Excerpts from an interface dataset:
»»
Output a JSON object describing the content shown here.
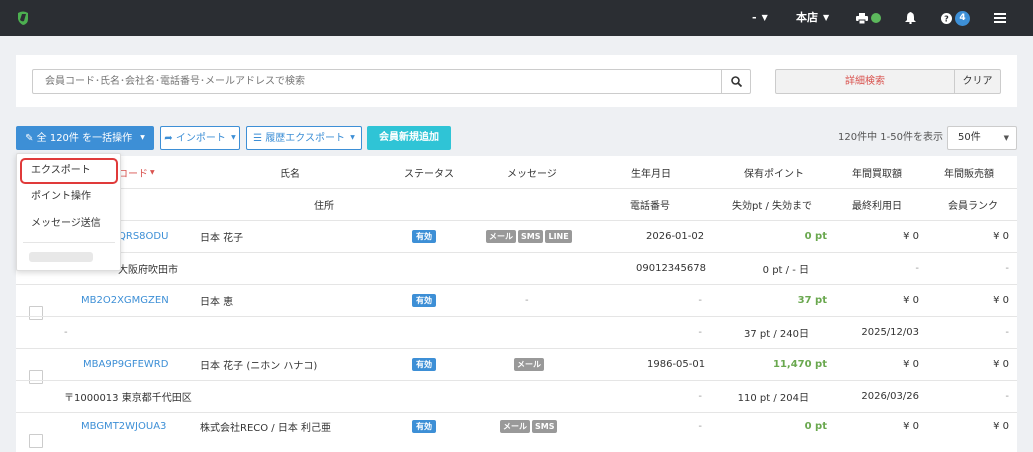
{
  "topbar": {
    "user_label": "-",
    "store_label": "本店",
    "notification_count": "4"
  },
  "search": {
    "placeholder": "会員コード･氏名･会社名･電話番号･メールアドレスで検索",
    "advanced_label": "詳細検索",
    "clear_label": "クリア"
  },
  "toolbar": {
    "bulk_label": "全 120件 を一括操作",
    "import_label": "インポート",
    "history_export_label": "履歴エクスポート",
    "add_member_label": "会員新規追加",
    "page_info": "120件中 1-50件を表示",
    "per_page": "50件"
  },
  "dropdown": {
    "items": [
      "エクスポート",
      "ポイント操作",
      "メッセージ送信"
    ]
  },
  "table": {
    "headers_row1": {
      "code": "コード",
      "name": "氏名",
      "status": "ステータス",
      "message": "メッセージ",
      "birthday": "生年月日",
      "points": "保有ポイント",
      "annual_purchase": "年間買取額",
      "annual_sales": "年間販売額"
    },
    "headers_row2": {
      "address": "住所",
      "phone": "電話番号",
      "expiry": "失効pt / 失効まで",
      "last_used": "最終利用日",
      "rank": "会員ランク"
    },
    "rows": [
      {
        "code": "QRS8ODU",
        "name": "日本 花子",
        "status": "有効",
        "tags": [
          "メール",
          "SMS",
          "LINE"
        ],
        "birthday": "2026-01-02",
        "points": "0 pt",
        "purchase": "¥ 0",
        "sales": "¥ 0",
        "address": "大阪府吹田市",
        "phone": "09012345678",
        "expiry": "0 pt / - 日",
        "last_used": "-",
        "rank": "-"
      },
      {
        "code": "MB2O2XGMGZEN",
        "name": "日本 恵",
        "status": "有効",
        "message_dash": "-",
        "birthday": "-",
        "points": "37 pt",
        "purchase": "¥ 0",
        "sales": "¥ 0",
        "address": "-",
        "phone": "-",
        "expiry": "37 pt / 240日",
        "last_used": "2025/12/03",
        "rank": "-"
      },
      {
        "code": "MBA9P9GFEWRD",
        "name": "日本 花子 (ニホン ハナコ)",
        "status": "有効",
        "tags": [
          "メール"
        ],
        "birthday": "1986-05-01",
        "points": "11,470 pt",
        "purchase": "¥ 0",
        "sales": "¥ 0",
        "address": "〒1000013 東京都千代田区",
        "phone": "-",
        "expiry": "110 pt / 204日",
        "last_used": "2026/03/26",
        "rank": "-"
      },
      {
        "code": "MBGMT2WJOUA3",
        "name": "株式会社RECO / 日本 利己亜",
        "status": "有効",
        "tags": [
          "メール",
          "SMS"
        ],
        "birthday": "-",
        "points": "0 pt",
        "purchase": "¥ 0",
        "sales": "¥ 0"
      }
    ]
  },
  "colors": {
    "topbar": "#2b2e33",
    "primary": "#3d8fd6",
    "teal": "#2fc4d6",
    "danger": "#d9534f",
    "success": "#6aa84f",
    "highlight": "#e03a3a"
  }
}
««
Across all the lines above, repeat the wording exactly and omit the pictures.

_Response_:
Output a JSON object describing the content shown here.
{
  "topbar": {
    "user_label": "-",
    "store_label": "本店",
    "notification_count": "4"
  },
  "search": {
    "placeholder": "会員コード･氏名･会社名･電話番号･メールアドレスで検索",
    "advanced_label": "詳細検索",
    "clear_label": "クリア"
  },
  "toolbar": {
    "bulk_label": "全 120件 を一括操作",
    "import_label": "インポート",
    "history_export_label": "履歴エクスポート",
    "add_member_label": "会員新規追加",
    "page_info": "120件中 1-50件を表示",
    "per_page": "50件"
  },
  "dropdown": {
    "items": [
      "エクスポート",
      "ポイント操作",
      "メッセージ送信"
    ]
  },
  "table": {
    "headers_row1": {
      "code": "コード",
      "name": "氏名",
      "status": "ステータス",
      "message": "メッセージ",
      "birthday": "生年月日",
      "points": "保有ポイント",
      "annual_purchase": "年間買取額",
      "annual_sales": "年間販売額"
    },
    "headers_row2": {
      "address": "住所",
      "phone": "電話番号",
      "expiry": "失効pt / 失効まで",
      "last_used": "最終利用日",
      "rank": "会員ランク"
    },
    "rows": [
      {
        "code": "QRS8ODU",
        "name": "日本 花子",
        "status": "有効",
        "tags": [
          "メール",
          "SMS",
          "LINE"
        ],
        "birthday": "2026-01-02",
        "points": "0 pt",
        "purchase": "¥ 0",
        "sales": "¥ 0",
        "address": "大阪府吹田市",
        "phone": "09012345678",
        "expiry": "0 pt / - 日",
        "last_used": "-",
        "rank": "-"
      },
      {
        "code": "MB2O2XGMGZEN",
        "name": "日本 恵",
        "status": "有効",
        "message_dash": "-",
        "birthday": "-",
        "points": "37 pt",
        "purchase": "¥ 0",
        "sales": "¥ 0",
        "address": "-",
        "phone": "-",
        "expiry": "37 pt / 240日",
        "last_used": "2025/12/03",
        "rank": "-"
      },
      {
        "code": "MBA9P9GFEWRD",
        "name": "日本 花子 (ニホン ハナコ)",
        "status": "有効",
        "tags": [
          "メール"
        ],
        "birthday": "1986-05-01",
        "points": "11,470 pt",
        "purchase": "¥ 0",
        "sales": "¥ 0",
        "address": "〒1000013 東京都千代田区",
        "phone": "-",
        "expiry": "110 pt / 204日",
        "last_used": "2026/03/26",
        "rank": "-"
      },
      {
        "code": "MBGMT2WJOUA3",
        "name": "株式会社RECO / 日本 利己亜",
        "status": "有効",
        "tags": [
          "メール",
          "SMS"
        ],
        "birthday": "-",
        "points": "0 pt",
        "purchase": "¥ 0",
        "sales": "¥ 0"
      }
    ]
  },
  "colors": {
    "topbar": "#2b2e33",
    "primary": "#3d8fd6",
    "teal": "#2fc4d6",
    "danger": "#d9534f",
    "success": "#6aa84f",
    "highlight": "#e03a3a"
  }
}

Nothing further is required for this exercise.